The new limits were included in a federal court-approved settlement with environmental groups and would ban the use of the low-frequency active sonar in areas in the Pacific Ocean that are known to be whale breeding grounds and key habitat, such as the Humpback Whale National Marine Sanctuary off Hawaii.
The Navy must also limit testing seasonally and in coastal areas.
The settlement brings to an end a protracted battle between the sides over the risk to whales and other marine life posed by underwater noise from sonar exercises.
Navy officials insist that the sonar exercises are essential for sailors to train to detect ultra-quiet submarines being developed by nations such as Iran and North Korea.

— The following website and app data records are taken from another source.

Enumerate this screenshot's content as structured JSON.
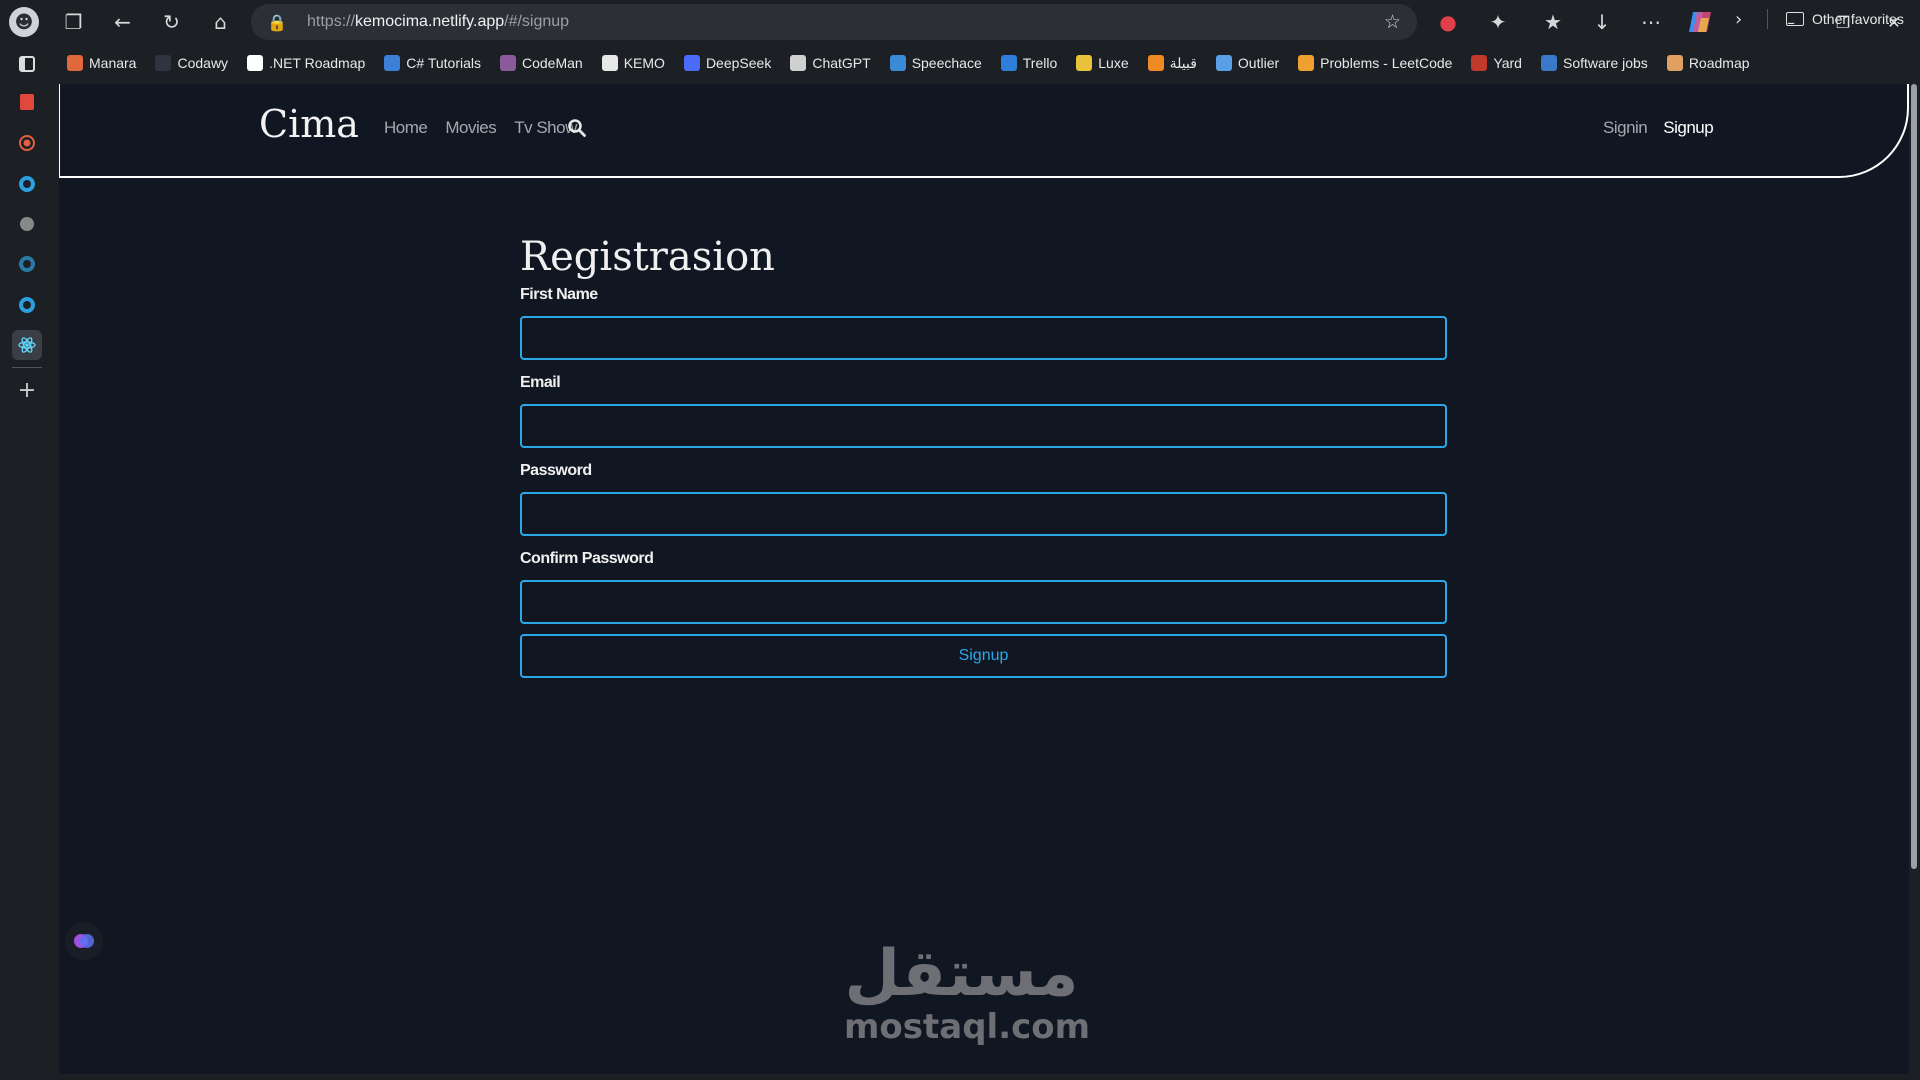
{
  "browser": {
    "url_prefix": "https://",
    "url_host": "kemocima.netlify.app",
    "url_path": "/#/signup"
  },
  "favorites": [
    {
      "label": "Manara",
      "color": "#e0683c"
    },
    {
      "label": "Codawy",
      "color": "#2f3440"
    },
    {
      "label": ".NET Roadmap",
      "color": "#ffffff"
    },
    {
      "label": "C# Tutorials",
      "color": "#3c7fd6"
    },
    {
      "label": "CodeMan",
      "color": "#8a5a9a"
    },
    {
      "label": "KEMO",
      "color": "#e8e8e8"
    },
    {
      "label": "DeepSeek",
      "color": "#4b6bfb"
    },
    {
      "label": "ChatGPT",
      "color": "#d0d0d0"
    },
    {
      "label": "Speechace",
      "color": "#3a8ad6"
    },
    {
      "label": "Trello",
      "color": "#2d7fd9"
    },
    {
      "label": "Luxe",
      "color": "#e8c33a"
    },
    {
      "label": "قبيلة",
      "color": "#f08a24"
    },
    {
      "label": "Outlier",
      "color": "#5aa0e8"
    },
    {
      "label": "Problems - LeetCode",
      "color": "#f0a030"
    },
    {
      "label": "Yard",
      "color": "#c0392b"
    },
    {
      "label": "Software jobs",
      "color": "#3a78c8"
    },
    {
      "label": "Roadmap",
      "color": "#e0a060"
    }
  ],
  "favorites_other": "Other favorites",
  "site": {
    "brand": "Cima",
    "nav": [
      "Home",
      "Movies",
      "Tv Show"
    ],
    "signin": "Signin",
    "signup": "Signup"
  },
  "form": {
    "title": "Registrasion",
    "fields": [
      {
        "label": "First Name",
        "value": ""
      },
      {
        "label": "Email",
        "value": ""
      },
      {
        "label": "Password",
        "value": ""
      },
      {
        "label": "Confirm Password",
        "value": ""
      }
    ],
    "submit": "Signup"
  },
  "watermark": {
    "arabic": "مستقل",
    "latin": "mostaql.com"
  },
  "colors": {
    "accent": "#2aa8e6",
    "page_bg": "#111722"
  }
}
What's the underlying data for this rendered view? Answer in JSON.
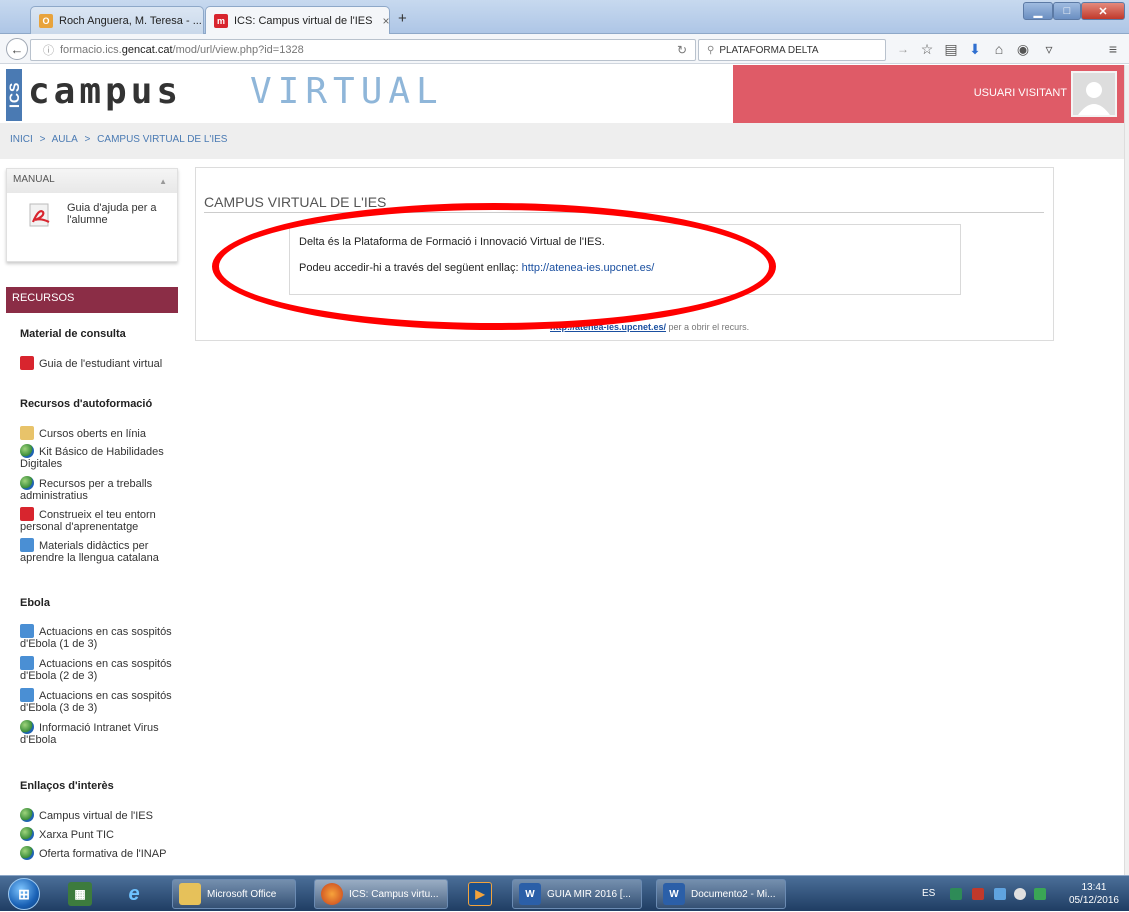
{
  "browser": {
    "tabs": [
      {
        "label": "Roch Anguera, M. Teresa - ...",
        "favicon": "O",
        "active": false
      },
      {
        "label": "ICS: Campus virtual de l'IES",
        "favicon": "m",
        "active": true
      }
    ],
    "new_tab": "+",
    "url_prefix": "formacio.ics.",
    "url_host": "gencat.cat",
    "url_path": "/mod/url/view.php?id=1328",
    "search_value": "PLATAFORMA DELTA"
  },
  "site": {
    "logo_ics": "ICS",
    "logo_campus": "campus",
    "logo_virtual": "VIRTUAL",
    "user_label": "USUARI VISITANT"
  },
  "breadcrumb": [
    "INICI",
    ">",
    "AULA",
    ">",
    "CAMPUS VIRTUAL DE L'IES"
  ],
  "sidebar": {
    "manual_title": "MANUAL",
    "manual_item": "Guia d'ajuda per a l'alumne",
    "recursos_title": "RECURSOS",
    "sections": [
      {
        "title": "Material de consulta",
        "items": [
          {
            "label": "Guia de l'estudiant virtual",
            "icon": "pdf"
          }
        ]
      },
      {
        "title": "Recursos d'autoformació",
        "items": [
          {
            "label": "Cursos oberts en línia",
            "icon": "folder"
          },
          {
            "label": "Kit Básico de Habilidades Digitales",
            "icon": "globe"
          },
          {
            "label": "Recursos per a treballs administratius",
            "icon": "globe"
          },
          {
            "label": "Construeix el teu entorn personal d'aprenentatge",
            "icon": "pdf"
          },
          {
            "label": "Materials didàctics per aprendre la llengua catalana",
            "icon": "doc"
          }
        ]
      },
      {
        "title": "Ebola",
        "items": [
          {
            "label": "Actuacions en cas sospitós d'Ebola (1 de 3)",
            "icon": "doc"
          },
          {
            "label": "Actuacions en cas sospitós d'Ebola (2 de 3)",
            "icon": "doc"
          },
          {
            "label": "Actuacions en cas sospitós d'Ebola (3 de 3)",
            "icon": "doc"
          },
          {
            "label": "Informació Intranet Virus d'Ebola",
            "icon": "globe"
          }
        ]
      },
      {
        "title": "Enllaços d'interès",
        "items": [
          {
            "label": "Campus virtual de l'IES",
            "icon": "globe"
          },
          {
            "label": "Xarxa Punt TIC",
            "icon": "globe"
          },
          {
            "label": "Oferta formativa de l'INAP",
            "icon": "globe"
          }
        ]
      }
    ]
  },
  "main": {
    "title": "CAMPUS VIRTUAL DE L'IES",
    "intro_line1": "Delta és la Plataforma de Formació i Innovació Virtual de l'IES.",
    "intro_line2_prefix": "Podeu accedir-hi a través del següent enllaç:",
    "intro_link": "http://atenea-ies.upcnet.es/",
    "click_link": "http://atenea-ies.upcnet.es/",
    "click_suffix": "per a obrir el recurs."
  },
  "taskbar": {
    "tasks": [
      "Microsoft Office",
      "ICS: Campus virtu...",
      "GUIA MIR 2016 [...",
      "Documento2 - Mi..."
    ],
    "language": "ES",
    "time": "13:41",
    "date": "05/12/2016"
  },
  "colors": {
    "user_box": "#df5b67",
    "recursos_header": "#8b2d46",
    "highlight_ring": "#ff0000",
    "link": "#1a4fa0"
  }
}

Scientists say sonar damages the hearing organs of sea mammals, disrupts their lives and has caused many whale species to beach themselves on shores. Environmentalists urged the Navy to conduct the training in areas spots where whales are not common.
"Limiting sonar use in breeding grounds and other key habitat areas is essential for the conservation of whales, dolphins and other marine mammals," said Naomi Rose, marine mammal scientist for the Humane Society of the United States. "This agreement protects both national security and our most treasured natural resources."
A Navy spokesman told The Los Angeles Times that the agreement was reached Friday and signed by the judge Tuesday.
"We get some areas to train and they get some areas that are off- limits," the spokesman said.
The agreement stemmed from a lawsuit filed last year challenging the National Marine Fisheries Service's approval of the Navy's low- frequency sonar exercises.
In February, US Magistrate Elizabeth D Laporte ordered the Navy to reach a compromise with the environmentalists over the low-frequency sonar issue, after finding that it needed to train with sonar but that it could avoid areas where whales and other marine life could be harmed.
A separate lawsuit, not involved in Tuesday's announcement, involves mid-frequency sonar. That case is pending at the US Supreme Court. That type of sonar is already subject to Navy rules limiting its near whales.